Over 30 Thai activists hacked by Israeli spyware Pegasus
The Israeli occupation's Pegasus spyware is mired in another scandal that involves another government trying to silence its opposition through illegal means.
The Israeli NSO Group's Pegasus spyware has preyed on another group of victims: more than 30 Thai activists and their supporters have been found to be in the iron sights of the firm's spyware, civil groups said late Sunday.
The revelation was made as part of Thailand's countrywide campaign, brought to life over a warning from Apple informing iPhone users that they had been targeted.
Apple had warned suspected Pegasus victims in November, which led Thai recipients to contact civic organizations that proceeded to consult iLaw, a local human rights group advocating for a new constitution. The human rights organization then helped locate more victims of the Pegasus spyware.
iLaw identified many of the victims by name in a new report on the spyware, while another came from the Toronto-based Citizen Lab, which found Pegasus to have been the spyware used to hack the devices in 2020 and 2021 after examining digital traces left in the phone.
Amnesty International used a different method to examine some of the phones and found that Citizen Lab's conclusion was in place.
Citizen Lab at the University of Toronto discovered an exploit that allowed NSO users to infect iPhones with the company's Pegasus spyware via a weakness in the iMessage feature.
The victims of the hacks include two iLaw figures, such as the organization's representative, Yingecheep Atchanont, who said he was not surprised to have been a victim of the cyber attack, but the number of times he was hacked.
"I was surprised later when I found out that I was infected so many times during late 2020 and early 2021. That time I was just an observer of the protests, my role is just campaigning on the constitutional amendment," Atchanont told The Washington Post.
New reports on the issue show that a sizeable amount of attacks were carried out at times the targets were involved in rallies demanding constitutional change by elected representatives and protesting against the government's policies.
The reports do not find the Thai government to have been behind the attacks, but Citizen Lab explained that it would be very logical to suspect Thai agencies.
The Thai government has carried out several mass arrest campaigns against activists that criticized its win in the 2019 election. Bangkok has arrested many protest organizers, including some found in the fresh reports to have been hacked.
The Thai government is the main suspect due to NSO's claims that it only sells to government agencies. The group also says it gets the approval of the Israeli occupation's government for each one of its deals.
Apple and Meta have both filed lawsuits accusing NSO of breaking US laws by hacking their platforms and devices, all under the auspices of the Israeli occupation government.
Prior reporting had identified Thailand as a location for surveillance operations, including Pegasus, but the latest reports are distinguished by their explicit naming of victims and providing of context for specific attacks.
"The infections occurred from October 2020 to November 2021, coinciding with a period of widespread pro-democracy protests, and predominantly targeted key figures in the pro-democracy movement," Citizen Lab said. "In numerous cases, multiple members of movements or organizations were infected."

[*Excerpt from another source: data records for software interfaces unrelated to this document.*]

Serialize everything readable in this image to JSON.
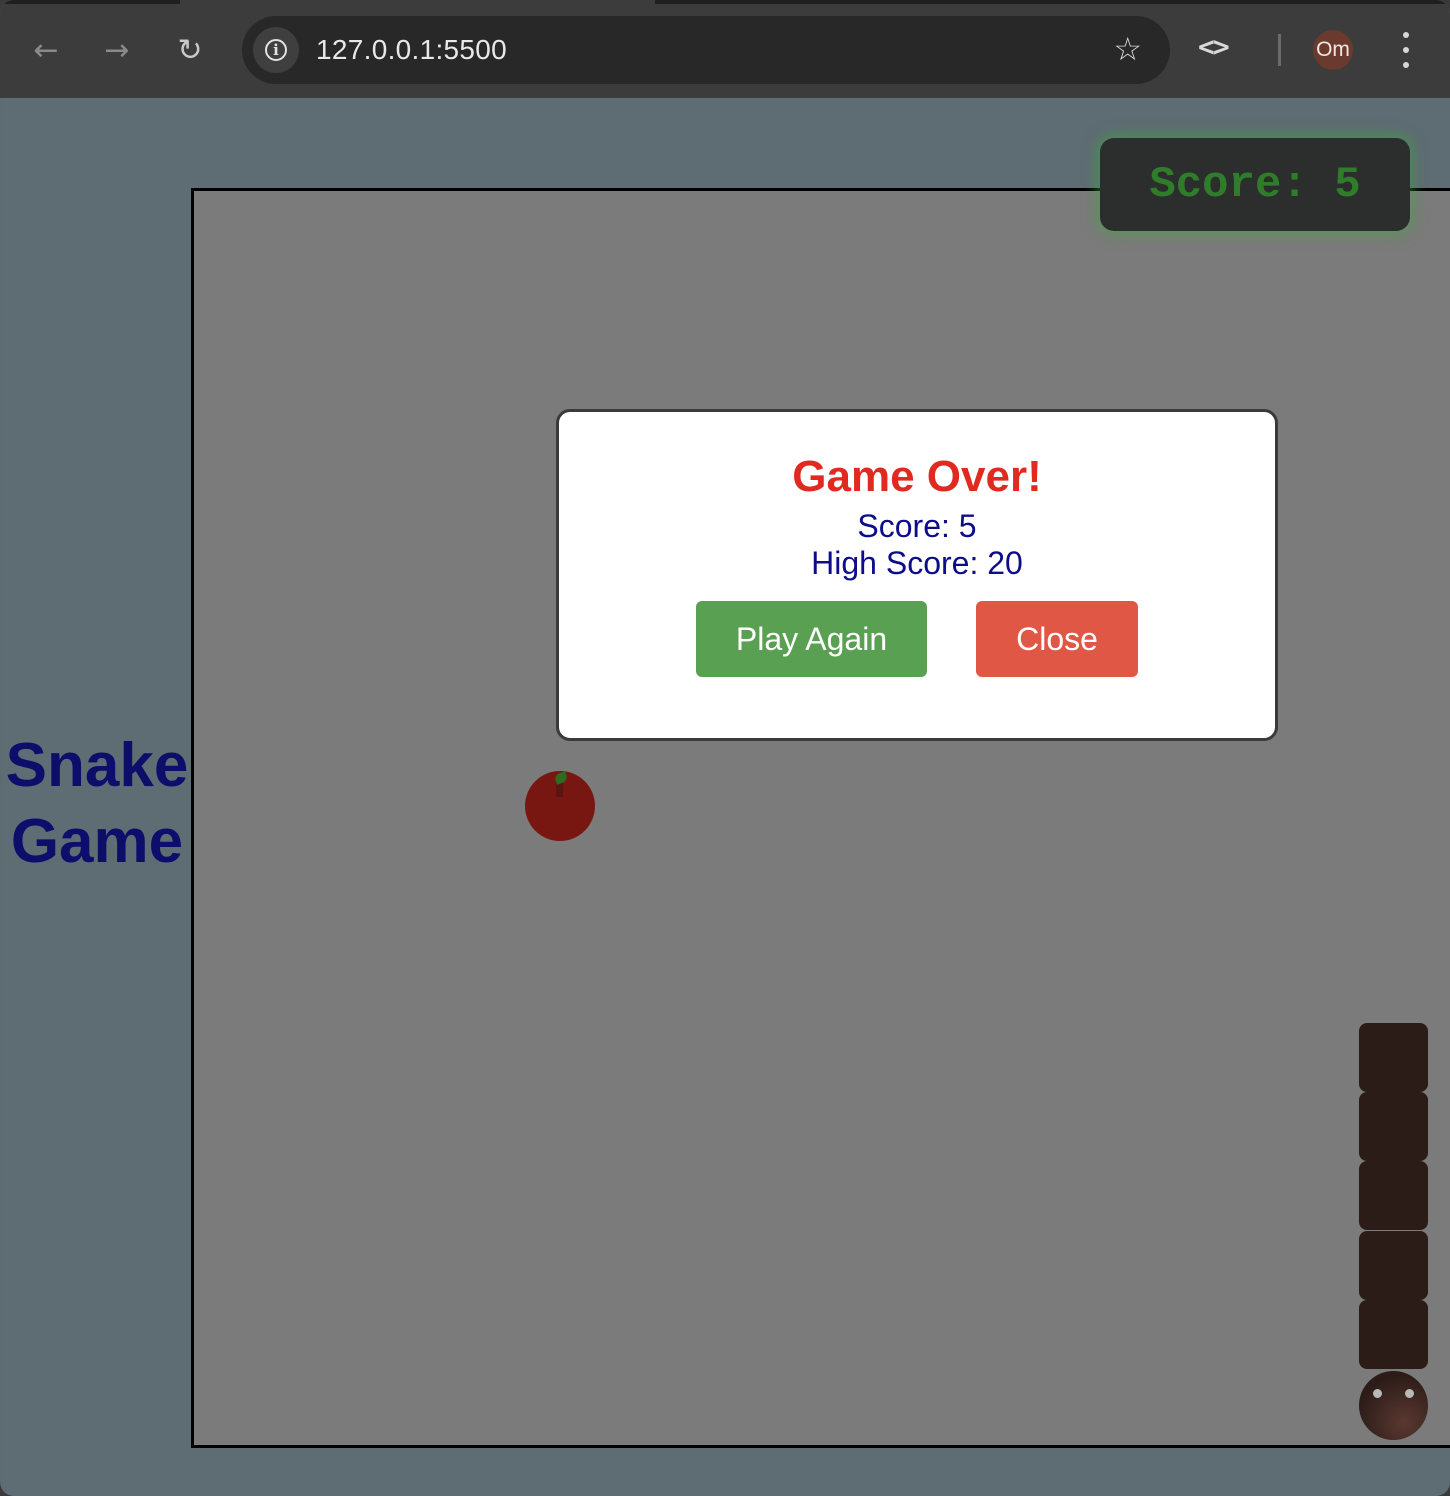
{
  "browser": {
    "url": "127.0.0.1:5500",
    "profile_initials": "Om",
    "icons": {
      "back": "arrow-left-icon",
      "forward": "arrow-right-icon",
      "reload": "reload-icon",
      "site_info": "info-icon",
      "bookmark": "star-icon",
      "devtools": "code-brackets-icon",
      "menu": "kebab-menu-icon"
    }
  },
  "page": {
    "title_line1": "Snake",
    "title_line2": "Game",
    "score_display": "Score: 5"
  },
  "game": {
    "score": 5,
    "snake_body_segments": 5,
    "snake_head": 1,
    "apple_present": true
  },
  "modal": {
    "title": "Game Over!",
    "score_text": "Score: 5",
    "high_score_text": "High Score: 20",
    "play_again_label": "Play Again",
    "close_label": "Close"
  },
  "colors": {
    "page_background": "#5e6c73",
    "board_background": "#7b7b7b",
    "title_color": "#0d0d6b",
    "score_text_color": "#2f7d2a",
    "modal_title_color": "#e0291f",
    "modal_text_color": "#0d0d8a",
    "play_again_button": "#5aa053",
    "close_button": "#e05845",
    "snake_color": "#2c1c18",
    "apple_color": "#781712"
  }
}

NSO Group had been under fire after an investigation by The Washington Post and 16 media partners found that military-grade spyware leased by the Israeli firm NSO Group to governments was used in attempted and successful hacks of 37 smartphones belonging to journalists, human rights activists, business executives, and the two women closest to the murdered Saudi journalist Jamal Khashoggi
In February, according to a whistleblower's confidential disclosure to the Justice Department, the NSO Group offered American mobile-security firm representatives "bags of cash" in exchange for access to global cellular networks.
Israeli NSO Group's spyware, notorious for its usage in many cyberattacks around the world, helped authoritarian governments silence their opposition, journalists, human rights activists, and the heads of other states.
The scandal involved the phones of about 50,000 targets, which included many prominent politicians, businessmen, activists, journalists, and opposition figures around the world.
The FBI had previously confirmed to The Guardian that it had obtained access in 2019 to the controversial spyware that put the Israeli occupation under fire, Pegasus, claiming that the purpose of such purchase was only to test the product and evaluate it.